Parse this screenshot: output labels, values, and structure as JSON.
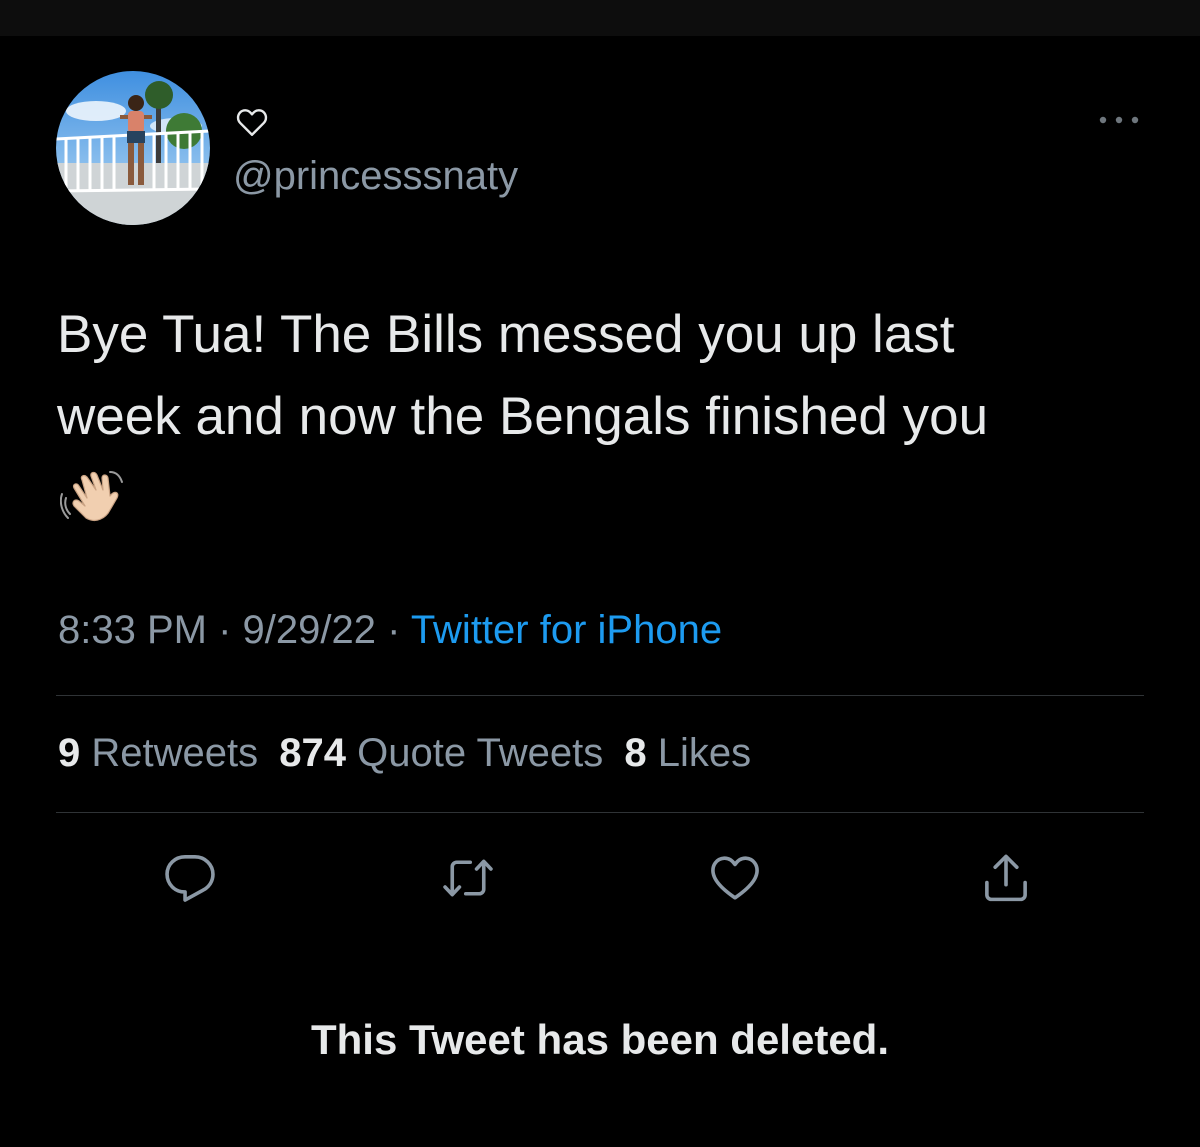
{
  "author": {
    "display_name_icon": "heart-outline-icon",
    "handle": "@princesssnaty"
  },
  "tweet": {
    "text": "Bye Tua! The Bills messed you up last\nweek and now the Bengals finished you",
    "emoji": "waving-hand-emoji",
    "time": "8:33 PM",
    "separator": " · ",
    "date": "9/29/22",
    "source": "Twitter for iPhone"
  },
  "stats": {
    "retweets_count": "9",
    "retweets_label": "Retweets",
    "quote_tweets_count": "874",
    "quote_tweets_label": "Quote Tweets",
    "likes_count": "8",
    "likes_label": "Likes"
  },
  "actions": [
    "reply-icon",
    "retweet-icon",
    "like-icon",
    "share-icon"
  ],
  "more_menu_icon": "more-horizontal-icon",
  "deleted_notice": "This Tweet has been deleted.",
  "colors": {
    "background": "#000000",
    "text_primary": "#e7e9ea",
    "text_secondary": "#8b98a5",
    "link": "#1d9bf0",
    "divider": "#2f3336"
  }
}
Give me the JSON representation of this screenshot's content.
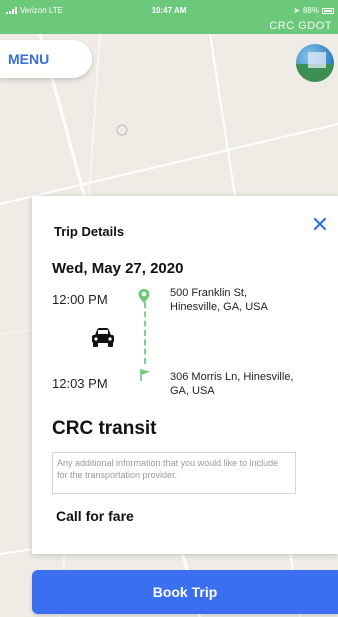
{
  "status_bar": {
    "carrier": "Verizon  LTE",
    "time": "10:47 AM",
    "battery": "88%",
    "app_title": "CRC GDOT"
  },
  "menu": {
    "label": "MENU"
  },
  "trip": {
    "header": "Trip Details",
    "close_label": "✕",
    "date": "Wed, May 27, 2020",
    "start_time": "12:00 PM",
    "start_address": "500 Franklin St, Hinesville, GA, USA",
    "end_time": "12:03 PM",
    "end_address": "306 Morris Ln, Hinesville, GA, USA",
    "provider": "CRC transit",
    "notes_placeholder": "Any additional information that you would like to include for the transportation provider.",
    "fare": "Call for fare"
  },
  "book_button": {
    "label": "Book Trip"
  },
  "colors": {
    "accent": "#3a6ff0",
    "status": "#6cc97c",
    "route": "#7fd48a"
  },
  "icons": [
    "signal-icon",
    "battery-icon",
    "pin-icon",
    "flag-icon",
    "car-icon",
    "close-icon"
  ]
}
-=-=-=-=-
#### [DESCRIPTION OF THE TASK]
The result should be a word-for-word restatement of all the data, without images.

#### [EXPECTED ANSWER]
Parse this screenshot: output labels, values, and structure as JSON.
{
  "author": {
    "display_name_icon": "heart-outline-icon",
    "handle": "@princesssnaty"
  },
  "tweet": {
    "text": "Bye Tua! The Bills messed you up last\nweek and now the Bengals finished you",
    "emoji": "waving-hand-emoji",
    "time": "8:33 PM",
    "separator": " · ",
    "date": "9/29/22",
    "source": "Twitter for iPhone"
  },
  "stats": {
    "retweets_count": "9",
    "retweets_label": "Retweets",
    "quote_tweets_count": "874",
    "quote_tweets_label": "Quote Tweets",
    "likes_count": "8",
    "likes_label": "Likes"
  },
  "actions": [
    "reply-icon",
    "retweet-icon",
    "like-icon",
    "share-icon"
  ],
  "more_menu_icon": "more-horizontal-icon",
  "deleted_notice": "This Tweet has been deleted.",
  "colors": {
    "background": "#000000",
    "text_primary": "#e7e9ea",
    "text_secondary": "#8b98a5",
    "link": "#1d9bf0",
    "divider": "#2f3336"
  }
}
Give me the JSON representation of this screenshot's content.
{
  "status_bar": {
    "carrier": "Verizon  LTE",
    "time": "10:47 AM",
    "battery": "88%",
    "app_title": "CRC GDOT"
  },
  "menu": {
    "label": "MENU"
  },
  "trip": {
    "header": "Trip Details",
    "close_label": "✕",
    "date": "Wed, May 27, 2020",
    "start_time": "12:00 PM",
    "start_address": "500 Franklin St, Hinesville, GA, USA",
    "end_time": "12:03 PM",
    "end_address": "306 Morris Ln, Hinesville, GA, USA",
    "provider": "CRC transit",
    "notes_placeholder": "Any additional information that you would like to include for the transportation provider.",
    "fare": "Call for fare"
  },
  "book_button": {
    "label": "Book Trip"
  },
  "colors": {
    "accent": "#3a6ff0",
    "status": "#6cc97c",
    "route": "#7fd48a"
  },
  "icons": [
    "signal-icon",
    "battery-icon",
    "pin-icon",
    "flag-icon",
    "car-icon",
    "close-icon"
  ]
}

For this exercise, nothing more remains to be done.